■ DATA IN THIS EXERCISE:
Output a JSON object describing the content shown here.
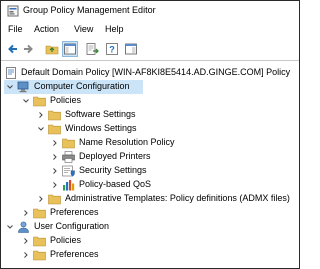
{
  "window": {
    "title": "Group Policy Management Editor"
  },
  "menu": [
    "File",
    "Action",
    "View",
    "Help"
  ],
  "tree": {
    "root": "Default Domain Policy [WIN-AF8KI8E5414.AD.GINGE.COM] Policy",
    "computer_configuration": "Computer Configuration",
    "policies": "Policies",
    "software_settings": "Software Settings",
    "windows_settings": "Windows Settings",
    "name_resolution_policy": "Name Resolution Policy",
    "deployed_printers": "Deployed Printers",
    "security_settings": "Security Settings",
    "policy_based_qos": "Policy-based QoS",
    "admin_templates": "Administrative Templates: Policy definitions (ADMX files)",
    "preferences": "Preferences",
    "user_configuration": "User Configuration",
    "user_policies": "Policies",
    "user_preferences": "Preferences"
  }
}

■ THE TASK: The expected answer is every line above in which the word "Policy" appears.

■ FINISHED EXERCISE:
    "title": "Group Policy Management Editor"
    "root": "Default Domain Policy [WIN-AF8KI8E5414.AD.GINGE.COM] Policy",
    "name_resolution_policy": "Name Resolution Policy",
    "policy_based_qos": "Policy-based QoS",
    "admin_templates": "Administrative Templates: Policy definitions (ADMX files)",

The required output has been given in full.